If an entry below contains an image, drop the image and retype the rest exactly.

Supplied data Block Start

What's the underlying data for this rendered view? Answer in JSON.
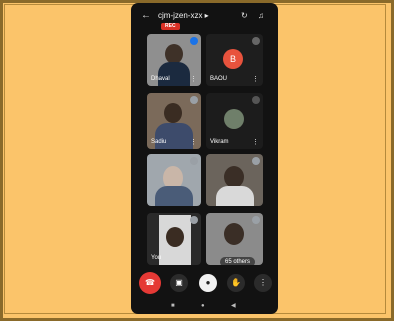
{
  "colors": {
    "background": "#fbc46a",
    "phone": "#121212",
    "accent_red": "#d93025"
  },
  "header": {
    "back_icon": "arrow-left-icon",
    "meeting_code": "cjm-jzen-xzx ▸",
    "rec_label": "REC",
    "camera_switch_icon": "camera-switch-icon",
    "speaker_icon": "speaker-icon"
  },
  "participants": [
    {
      "name": "Dhaval",
      "has_video": true
    },
    {
      "name": "BAOU",
      "initial": "B",
      "has_video": false
    },
    {
      "name": "Sadiu",
      "has_video": true
    },
    {
      "name": "Vikram",
      "has_video": true
    },
    {
      "name": "",
      "has_video": true
    },
    {
      "name": "",
      "has_video": true
    },
    {
      "name": "You",
      "has_video": true
    },
    {
      "name": "",
      "has_video": true
    }
  ],
  "others_label": "65 others",
  "controls": {
    "end_call_icon": "phone-hangup-icon",
    "camera_icon": "camera-icon",
    "mic_icon": "mic-icon",
    "hand_icon": "raise-hand-icon",
    "more_icon": "more-vert-icon"
  },
  "navbar": {
    "recent": "■",
    "home": "●",
    "back": "◀"
  }
}
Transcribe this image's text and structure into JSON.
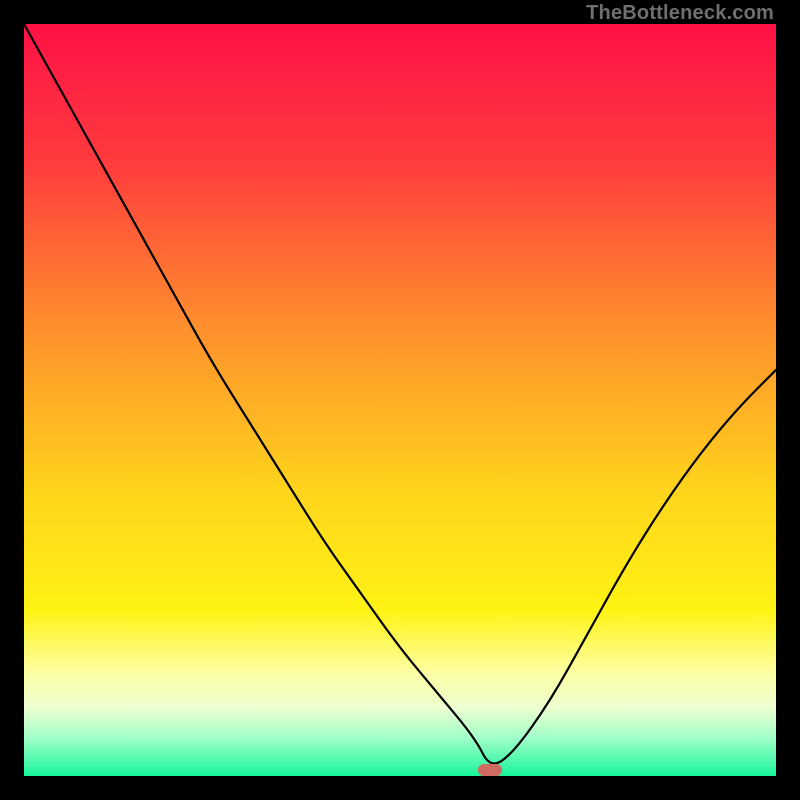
{
  "watermark": "TheBottleneck.com",
  "chart_data": {
    "type": "line",
    "title": "",
    "xlabel": "",
    "ylabel": "",
    "xlim": [
      0,
      100
    ],
    "ylim": [
      0,
      100
    ],
    "grid": false,
    "series": [
      {
        "name": "bottleneck-curve",
        "x": [
          0,
          5,
          10,
          15,
          20,
          25,
          30,
          35,
          40,
          45,
          50,
          55,
          60,
          62,
          65,
          70,
          75,
          80,
          85,
          90,
          95,
          100
        ],
        "values": [
          100,
          91,
          82,
          73,
          64,
          55,
          47,
          39,
          31,
          24,
          17,
          11,
          5,
          1,
          3,
          10,
          19,
          28,
          36,
          43,
          49,
          54
        ]
      }
    ],
    "marker": {
      "name": "optimal-point",
      "x": 62,
      "y": 0.8,
      "width_pct": 3.2,
      "height_pct": 1.6,
      "color": "#cf6a61"
    },
    "gradient_stops": [
      {
        "pct": 0,
        "color": "#ff1146"
      },
      {
        "pct": 18,
        "color": "#ff3a3e"
      },
      {
        "pct": 40,
        "color": "#ff8e2d"
      },
      {
        "pct": 62,
        "color": "#ffd41c"
      },
      {
        "pct": 78,
        "color": "#fff314"
      },
      {
        "pct": 86,
        "color": "#feffa0"
      },
      {
        "pct": 91,
        "color": "#ecffd1"
      },
      {
        "pct": 95,
        "color": "#9fffc8"
      },
      {
        "pct": 100,
        "color": "#17f59a"
      }
    ]
  }
}
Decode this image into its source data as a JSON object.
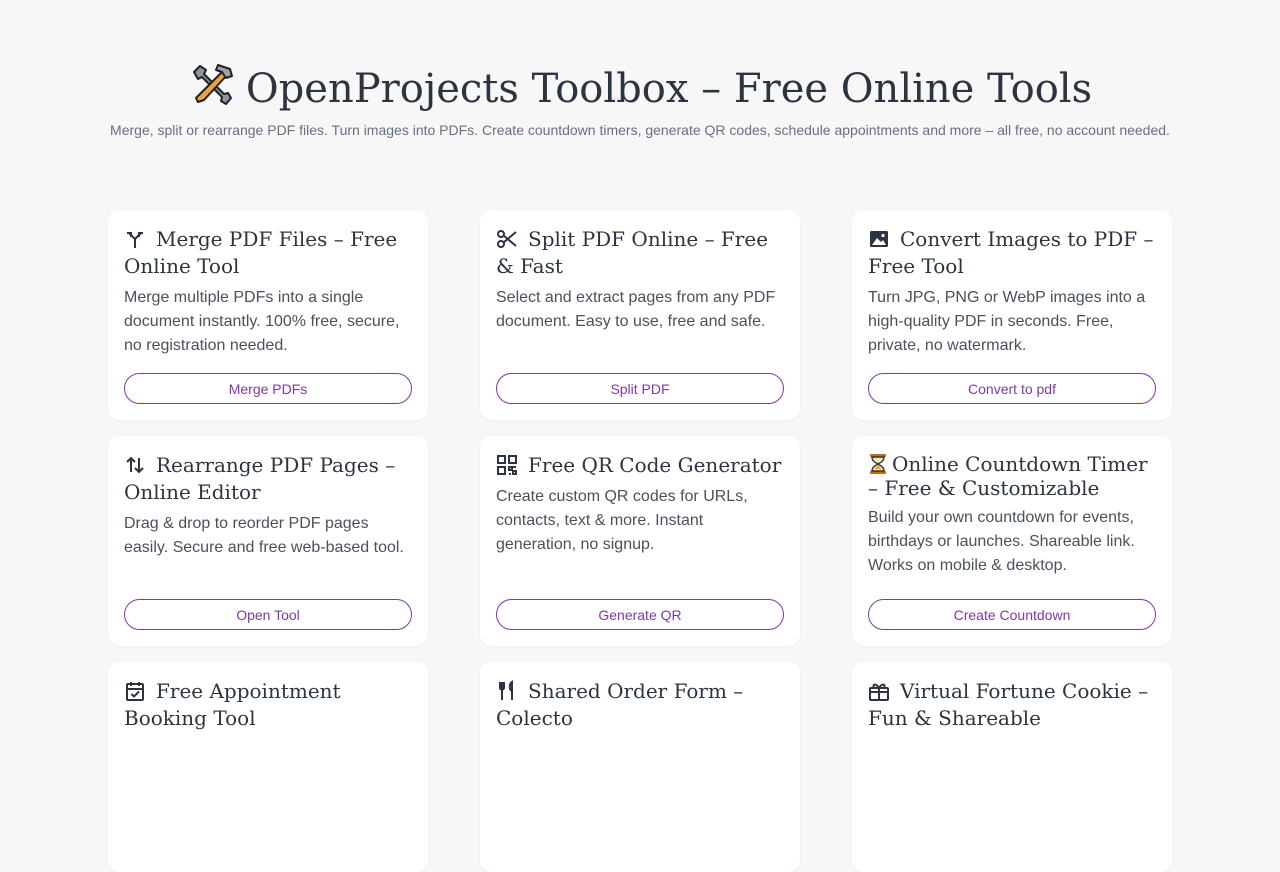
{
  "header": {
    "title": "OpenProjects Toolbox – Free Online Tools",
    "subtitle": "Merge, split or rearrange PDF files. Turn images into PDFs. Create countdown timers, generate QR codes, schedule appointments and more – all free, no account needed."
  },
  "accent_color": "#7b3aa8",
  "tools": [
    {
      "icon": "merge-icon",
      "title": "Merge PDF Files – Free Online Tool",
      "description": "Merge multiple PDFs into a single document instantly. 100% free, secure, no registration needed.",
      "button": "Merge PDFs"
    },
    {
      "icon": "scissors-icon",
      "title": "Split PDF Online – Free & Fast",
      "description": "Select and extract pages from any PDF document. Easy to use, free and safe.",
      "button": "Split PDF"
    },
    {
      "icon": "image-icon",
      "title": "Convert Images to PDF – Free Tool",
      "description": "Turn JPG, PNG or WebP images into a high-quality PDF in seconds. Free, private, no watermark.",
      "button": "Convert to pdf"
    },
    {
      "icon": "swap-vertical-icon",
      "title": "Rearrange PDF Pages – Online Editor",
      "description": "Drag & drop to reorder PDF pages easily. Secure and free web-based tool.",
      "button": "Open Tool"
    },
    {
      "icon": "qr-code-icon",
      "title": "Free QR Code Generator",
      "description": "Create custom QR codes for URLs, contacts, text & more. Instant generation, no signup.",
      "button": "Generate QR"
    },
    {
      "icon": "hourglass-icon",
      "title": "Online Countdown Timer – Free & Customizable",
      "description": "Build your own countdown for events, birthdays or launches. Shareable link. Works on mobile & desktop.",
      "button": "Create Countdown"
    },
    {
      "icon": "calendar-check-icon",
      "title": "Free Appointment Booking Tool",
      "description": "",
      "button": ""
    },
    {
      "icon": "fork-knife-icon",
      "title": "Shared Order Form – Colecto",
      "description": "",
      "button": ""
    },
    {
      "icon": "fortune-cookie-icon",
      "title": "Virtual Fortune Cookie – Fun & Shareable",
      "description": "",
      "button": ""
    }
  ]
}
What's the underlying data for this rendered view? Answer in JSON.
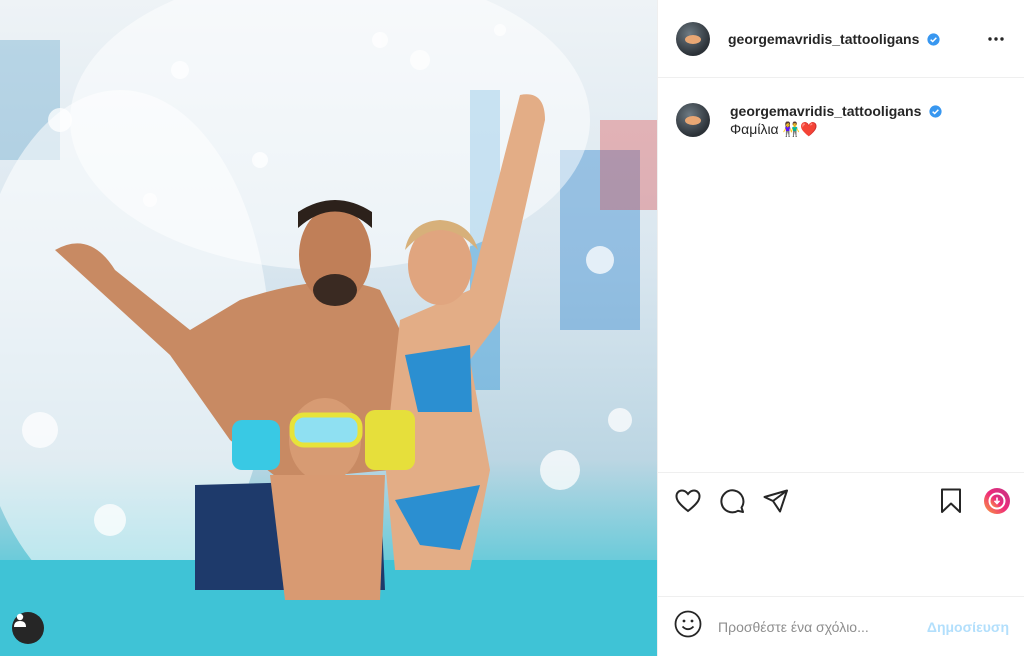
{
  "header": {
    "username": "georgemavridis_tattooligans",
    "verified": true,
    "more_icon": "more-horizontal-icon"
  },
  "caption": {
    "username": "georgemavridis_tattooligans",
    "text": "Φαμίλια 👫❤️"
  },
  "actions": {
    "like_icon": "heart-icon",
    "comment_icon": "comment-icon",
    "share_icon": "paper-plane-icon",
    "save_icon": "bookmark-icon",
    "extra_icon": "igtv-badge-icon"
  },
  "comment": {
    "emoji_icon": "smiley-icon",
    "placeholder": "Προσθέστε ένα σχόλιο...",
    "post_label": "Δημοσίευση"
  },
  "media": {
    "tag_icon": "user-tag-icon"
  },
  "colors": {
    "accent": "#0095f6",
    "post_disabled": "#b2dffc",
    "border": "#efefef"
  }
}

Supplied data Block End

§ Written reply:
What's the underlying data for this rendered view? Answer in JSON.
{
  "colors": {
    "background": "#fbc46a",
    "phone": "#121212",
    "accent_red": "#d93025"
  },
  "header": {
    "back_icon": "arrow-left-icon",
    "meeting_code": "cjm-jzen-xzx ▸",
    "rec_label": "REC",
    "camera_switch_icon": "camera-switch-icon",
    "speaker_icon": "speaker-icon"
  },
  "participants": [
    {
      "name": "Dhaval",
      "has_video": true
    },
    {
      "name": "BAOU",
      "initial": "B",
      "has_video": false
    },
    {
      "name": "Sadiu",
      "has_video": true
    },
    {
      "name": "Vikram",
      "has_video": true
    },
    {
      "name": "",
      "has_video": true
    },
    {
      "name": "",
      "has_video": true
    },
    {
      "name": "You",
      "has_video": true
    },
    {
      "name": "",
      "has_video": true
    }
  ],
  "others_label": "65 others",
  "controls": {
    "end_call_icon": "phone-hangup-icon",
    "camera_icon": "camera-icon",
    "mic_icon": "mic-icon",
    "hand_icon": "raise-hand-icon",
    "more_icon": "more-vert-icon"
  },
  "navbar": {
    "recent": "■",
    "home": "●",
    "back": "◀"
  }
}
Transcribe this image's text and structure into JSON.
{
  "watermark": "TheBottleneck.com",
  "chart_data": {
    "type": "line",
    "title": "",
    "xlabel": "",
    "ylabel": "",
    "xlim": [
      0,
      100
    ],
    "ylim": [
      0,
      100
    ],
    "grid": false,
    "series": [
      {
        "name": "bottleneck-curve",
        "x": [
          0,
          5,
          10,
          15,
          20,
          25,
          30,
          35,
          40,
          45,
          50,
          55,
          60,
          62,
          65,
          70,
          75,
          80,
          85,
          90,
          95,
          100
        ],
        "values": [
          100,
          91,
          82,
          73,
          64,
          55,
          47,
          39,
          31,
          24,
          17,
          11,
          5,
          1,
          3,
          10,
          19,
          28,
          36,
          43,
          49,
          54
        ]
      }
    ],
    "marker": {
      "name": "optimal-point",
      "x": 62,
      "y": 0.8,
      "width_pct": 3.2,
      "height_pct": 1.6,
      "color": "#cf6a61"
    },
    "gradient_stops": [
      {
        "pct": 0,
        "color": "#ff1146"
      },
      {
        "pct": 18,
        "color": "#ff3a3e"
      },
      {
        "pct": 40,
        "color": "#ff8e2d"
      },
      {
        "pct": 62,
        "color": "#ffd41c"
      },
      {
        "pct": 78,
        "color": "#fff314"
      },
      {
        "pct": 86,
        "color": "#feffa0"
      },
      {
        "pct": 91,
        "color": "#ecffd1"
      },
      {
        "pct": 95,
        "color": "#9fffc8"
      },
      {
        "pct": 100,
        "color": "#17f59a"
      }
    ]
  }
}
Decode this image into its source data as a JSON object.
{
  "header": {
    "title": "OpenProjects Toolbox – Free Online Tools",
    "subtitle": "Merge, split or rearrange PDF files. Turn images into PDFs. Create countdown timers, generate QR codes, schedule appointments and more – all free, no account needed."
  },
  "accent_color": "#7b3aa8",
  "tools": [
    {
      "icon": "merge-icon",
      "title": "Merge PDF Files – Free Online Tool",
      "description": "Merge multiple PDFs into a single document instantly. 100% free, secure, no registration needed.",
      "button": "Merge PDFs"
    },
    {
      "icon": "scissors-icon",
      "title": "Split PDF Online – Free & Fast",
      "description": "Select and extract pages from any PDF document. Easy to use, free and safe.",
      "button": "Split PDF"
    },
    {
      "icon": "image-icon",
      "title": "Convert Images to PDF – Free Tool",
      "description": "Turn JPG, PNG or WebP images into a high-quality PDF in seconds. Free, private, no watermark.",
      "button": "Convert to pdf"
    },
    {
      "icon": "swap-vertical-icon",
      "title": "Rearrange PDF Pages – Online Editor",
      "description": "Drag & drop to reorder PDF pages easily. Secure and free web-based tool.",
      "button": "Open Tool"
    },
    {
      "icon": "qr-code-icon",
      "title": "Free QR Code Generator",
      "description": "Create custom QR codes for URLs, contacts, text & more. Instant generation, no signup.",
      "button": "Generate QR"
    },
    {
      "icon": "hourglass-icon",
      "title": "Online Countdown Timer – Free & Customizable",
      "description": "Build your own countdown for events, birthdays or launches. Shareable link. Works on mobile & desktop.",
      "button": "Create Countdown"
    },
    {
      "icon": "calendar-check-icon",
      "title": "Free Appointment Booking Tool",
      "description": "",
      "button": ""
    },
    {
      "icon": "fork-knife-icon",
      "title": "Shared Order Form – Colecto",
      "description": "",
      "button": ""
    },
    {
      "icon": "fortune-cookie-icon",
      "title": "Virtual Fortune Cookie – Fun & Shareable",
      "description": "",
      "button": ""
    }
  ]
}
What's the underlying data for this rendered view? Answer in JSON.
{
  "header": {
    "username": "georgemavridis_tattooligans",
    "verified": true,
    "more_icon": "more-horizontal-icon"
  },
  "caption": {
    "username": "georgemavridis_tattooligans",
    "text": "Φαμίλια 👫❤️"
  },
  "actions": {
    "like_icon": "heart-icon",
    "comment_icon": "comment-icon",
    "share_icon": "paper-plane-icon",
    "save_icon": "bookmark-icon",
    "extra_icon": "igtv-badge-icon"
  },
  "comment": {
    "emoji_icon": "smiley-icon",
    "placeholder": "Προσθέστε ένα σχόλιο...",
    "post_label": "Δημοσίευση"
  },
  "media": {
    "tag_icon": "user-tag-icon"
  },
  "colors": {
    "accent": "#0095f6",
    "post_disabled": "#b2dffc",
    "border": "#efefef"
  }
}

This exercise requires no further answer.